(Data excerpts)
+---+
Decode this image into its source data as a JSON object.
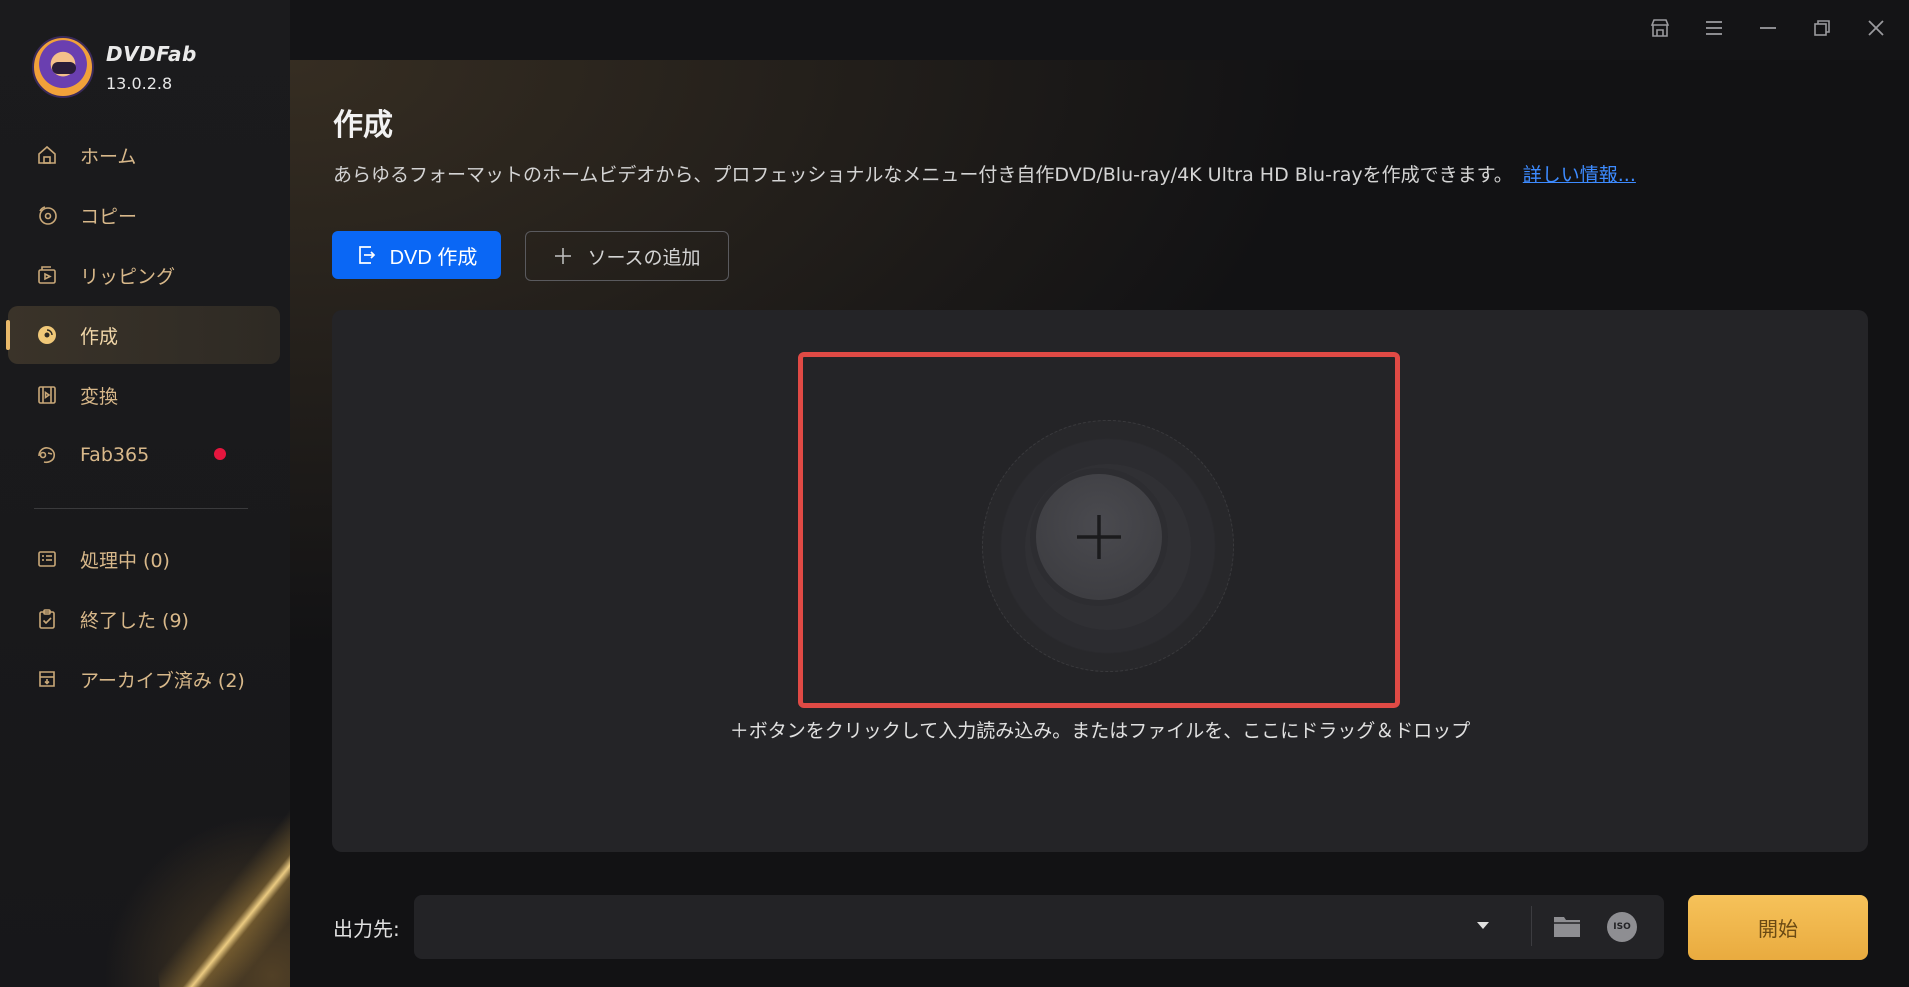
{
  "app": {
    "name": "DVDFab",
    "version": "13.0.2.8"
  },
  "sidebar": {
    "items": [
      {
        "label": "ホーム",
        "icon": "home-icon"
      },
      {
        "label": "コピー",
        "icon": "copy-disc-icon"
      },
      {
        "label": "リッピング",
        "icon": "ripping-icon"
      },
      {
        "label": "作成",
        "icon": "create-disc-icon",
        "active": true
      },
      {
        "label": "変換",
        "icon": "film-icon"
      },
      {
        "label": "Fab365",
        "icon": "fab365-icon",
        "badge_color": "#e5163e"
      }
    ],
    "queue": [
      {
        "label": "処理中 (0)",
        "icon": "processing-list-icon"
      },
      {
        "label": "終了した (9)",
        "icon": "finished-clipboard-icon"
      },
      {
        "label": "アーカイブ済み (2)",
        "icon": "archive-box-icon"
      }
    ]
  },
  "window_controls": [
    "shop-icon",
    "menu-icon",
    "minimize-icon",
    "restore-icon",
    "close-icon"
  ],
  "main": {
    "title": "作成",
    "description": "あらゆるフォーマットのホームビデオから、プロフェッショナルなメニュー付き自作DVD/Blu-ray/4K Ultra HD Blu-rayを作成できます。",
    "more_link": "詳しい情報...",
    "primary_button": "DVD 作成",
    "add_source_button": "ソースの追加",
    "drop_hint": "＋ボタンをクリックして入力読み込み。またはファイルを、ここにドラッグ＆ドロップ"
  },
  "output": {
    "label": "出力先:",
    "value": "",
    "iso_label": "ISO",
    "start_button": "開始"
  },
  "colors": {
    "accent_blue": "#0a67f5",
    "accent_gold": "#f6c25a",
    "highlight_red": "#e04a45",
    "sidebar_text": "#d8b88a"
  }
}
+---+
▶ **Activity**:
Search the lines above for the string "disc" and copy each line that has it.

▶ **Result for this exercise**:
        "icon": "copy-disc-icon"
        "icon": "create-disc-icon",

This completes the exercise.